• **Brief**
Every record must be output verbatim in the reply.

Data about app and page elements:

○ ○ ○ ○

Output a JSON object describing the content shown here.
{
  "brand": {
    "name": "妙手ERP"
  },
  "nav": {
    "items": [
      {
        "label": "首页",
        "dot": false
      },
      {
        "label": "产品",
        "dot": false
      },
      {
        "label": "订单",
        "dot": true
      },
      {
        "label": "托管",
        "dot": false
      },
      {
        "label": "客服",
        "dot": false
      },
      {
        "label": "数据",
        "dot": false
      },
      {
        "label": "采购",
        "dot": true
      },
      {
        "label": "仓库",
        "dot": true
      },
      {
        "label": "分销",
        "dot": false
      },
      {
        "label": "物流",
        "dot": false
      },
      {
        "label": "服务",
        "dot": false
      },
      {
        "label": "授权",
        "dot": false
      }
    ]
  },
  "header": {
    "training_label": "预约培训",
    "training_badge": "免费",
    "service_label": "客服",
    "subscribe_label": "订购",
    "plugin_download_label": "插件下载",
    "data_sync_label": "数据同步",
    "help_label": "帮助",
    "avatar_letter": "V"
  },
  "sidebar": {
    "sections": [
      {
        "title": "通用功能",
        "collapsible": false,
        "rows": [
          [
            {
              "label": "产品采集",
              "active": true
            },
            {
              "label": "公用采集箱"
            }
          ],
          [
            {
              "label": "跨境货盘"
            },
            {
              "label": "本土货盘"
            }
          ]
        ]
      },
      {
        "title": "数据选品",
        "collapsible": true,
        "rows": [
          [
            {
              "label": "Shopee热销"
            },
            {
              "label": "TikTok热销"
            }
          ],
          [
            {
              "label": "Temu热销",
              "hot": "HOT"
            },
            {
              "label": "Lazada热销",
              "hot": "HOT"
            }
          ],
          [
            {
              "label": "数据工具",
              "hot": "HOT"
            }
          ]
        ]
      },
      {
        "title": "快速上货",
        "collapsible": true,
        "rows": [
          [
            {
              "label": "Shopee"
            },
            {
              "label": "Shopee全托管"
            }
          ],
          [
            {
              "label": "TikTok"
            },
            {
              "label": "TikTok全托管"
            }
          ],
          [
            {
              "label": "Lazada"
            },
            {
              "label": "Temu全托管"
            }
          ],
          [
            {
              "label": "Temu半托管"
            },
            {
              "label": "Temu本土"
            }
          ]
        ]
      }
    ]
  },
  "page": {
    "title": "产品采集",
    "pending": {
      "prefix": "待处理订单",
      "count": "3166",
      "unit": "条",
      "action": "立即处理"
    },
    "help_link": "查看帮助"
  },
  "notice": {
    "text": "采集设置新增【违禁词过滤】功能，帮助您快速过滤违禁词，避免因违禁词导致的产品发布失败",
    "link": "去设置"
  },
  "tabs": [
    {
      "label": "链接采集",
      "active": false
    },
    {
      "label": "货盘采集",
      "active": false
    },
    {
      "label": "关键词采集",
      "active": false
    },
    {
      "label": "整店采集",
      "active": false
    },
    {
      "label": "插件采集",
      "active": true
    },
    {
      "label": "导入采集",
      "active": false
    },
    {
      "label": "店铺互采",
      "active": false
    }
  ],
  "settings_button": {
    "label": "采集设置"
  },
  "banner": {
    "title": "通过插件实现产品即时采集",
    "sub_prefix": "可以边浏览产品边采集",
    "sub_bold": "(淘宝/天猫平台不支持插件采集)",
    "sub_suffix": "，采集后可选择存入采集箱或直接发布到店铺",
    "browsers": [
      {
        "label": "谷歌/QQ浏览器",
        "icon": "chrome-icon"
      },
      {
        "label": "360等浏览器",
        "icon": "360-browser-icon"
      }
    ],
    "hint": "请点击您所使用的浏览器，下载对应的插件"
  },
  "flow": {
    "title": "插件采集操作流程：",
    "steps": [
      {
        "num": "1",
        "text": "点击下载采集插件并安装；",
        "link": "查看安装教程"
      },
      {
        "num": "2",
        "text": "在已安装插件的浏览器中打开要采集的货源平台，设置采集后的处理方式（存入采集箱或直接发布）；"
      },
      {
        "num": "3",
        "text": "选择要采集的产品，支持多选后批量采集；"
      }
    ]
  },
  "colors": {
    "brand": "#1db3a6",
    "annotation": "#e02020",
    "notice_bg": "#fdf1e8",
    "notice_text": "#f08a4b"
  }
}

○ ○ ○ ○

• **Task response**
Output a JSON object describing the content shown here.
{
  "brand": {
    "name": "妙手ERP"
  },
  "nav": {
    "items": [
      {
        "label": "首页",
        "dot": false
      },
      {
        "label": "产品",
        "dot": false
      },
      {
        "label": "订单",
        "dot": true
      },
      {
        "label": "托管",
        "dot": false
      },
      {
        "label": "客服",
        "dot": false
      },
      {
        "label": "数据",
        "dot": false
      },
      {
        "label": "采购",
        "dot": true
      },
      {
        "label": "仓库",
        "dot": true
      },
      {
        "label": "分销",
        "dot": false
      },
      {
        "label": "物流",
        "dot": false
      },
      {
        "label": "服务",
        "dot": false
      },
      {
        "label": "授权",
        "dot": false
      }
    ]
  },
  "header": {
    "training_label": "预约培训",
    "training_badge": "免费",
    "service_label": "客服",
    "subscribe_label": "订购",
    "plugin_download_label": "插件下载",
    "data_sync_label": "数据同步",
    "help_label": "帮助",
    "avatar_letter": "V"
  },
  "sidebar": {
    "sections": [
      {
        "title": "通用功能",
        "collapsible": false,
        "rows": [
          [
            {
              "label": "产品采集",
              "active": true
            },
            {
              "label": "公用采集箱"
            }
          ],
          [
            {
              "label": "跨境货盘"
            },
            {
              "label": "本土货盘"
            }
          ]
        ]
      },
      {
        "title": "数据选品",
        "collapsible": true,
        "rows": [
          [
            {
              "label": "Shopee热销"
            },
            {
              "label": "TikTok热销"
            }
          ],
          [
            {
              "label": "Temu热销",
              "hot": "HOT"
            },
            {
              "label": "Lazada热销",
              "hot": "HOT"
            }
          ],
          [
            {
              "label": "数据工具",
              "hot": "HOT"
            }
          ]
        ]
      },
      {
        "title": "快速上货",
        "collapsible": true,
        "rows": [
          [
            {
              "label": "Shopee"
            },
            {
              "label": "Shopee全托管"
            }
          ],
          [
            {
              "label": "TikTok"
            },
            {
              "label": "TikTok全托管"
            }
          ],
          [
            {
              "label": "Lazada"
            },
            {
              "label": "Temu全托管"
            }
          ],
          [
            {
              "label": "Temu半托管"
            },
            {
              "label": "Temu本土"
            }
          ]
        ]
      }
    ]
  },
  "page": {
    "title": "产品采集",
    "pending": {
      "prefix": "待处理订单",
      "count": "3166",
      "unit": "条",
      "action": "立即处理"
    },
    "help_link": "查看帮助"
  },
  "notice": {
    "text": "采集设置新增【违禁词过滤】功能，帮助您快速过滤违禁词，避免因违禁词导致的产品发布失败",
    "link": "去设置"
  },
  "tabs": [
    {
      "label": "链接采集",
      "active": false
    },
    {
      "label": "货盘采集",
      "active": false
    },
    {
      "label": "关键词采集",
      "active": false
    },
    {
      "label": "整店采集",
      "active": false
    },
    {
      "label": "插件采集",
      "active": true
    },
    {
      "label": "导入采集",
      "active": false
    },
    {
      "label": "店铺互采",
      "active": false
    }
  ],
  "settings_button": {
    "label": "采集设置"
  },
  "banner": {
    "title": "通过插件实现产品即时采集",
    "sub_prefix": "可以边浏览产品边采集",
    "sub_bold": "(淘宝/天猫平台不支持插件采集)",
    "sub_suffix": "，采集后可选择存入采集箱或直接发布到店铺",
    "browsers": [
      {
        "label": "谷歌/QQ浏览器",
        "icon": "chrome-icon"
      },
      {
        "label": "360等浏览器",
        "icon": "360-browser-icon"
      }
    ],
    "hint": "请点击您所使用的浏览器，下载对应的插件"
  },
  "flow": {
    "title": "插件采集操作流程：",
    "steps": [
      {
        "num": "1",
        "text": "点击下载采集插件并安装；",
        "link": "查看安装教程"
      },
      {
        "num": "2",
        "text": "在已安装插件的浏览器中打开要采集的货源平台，设置采集后的处理方式（存入采集箱或直接发布）；"
      },
      {
        "num": "3",
        "text": "选择要采集的产品，支持多选后批量采集；"
      }
    ]
  },
  "colors": {
    "brand": "#1db3a6",
    "annotation": "#e02020",
    "notice_bg": "#fdf1e8",
    "notice_text": "#f08a4b"
  }
}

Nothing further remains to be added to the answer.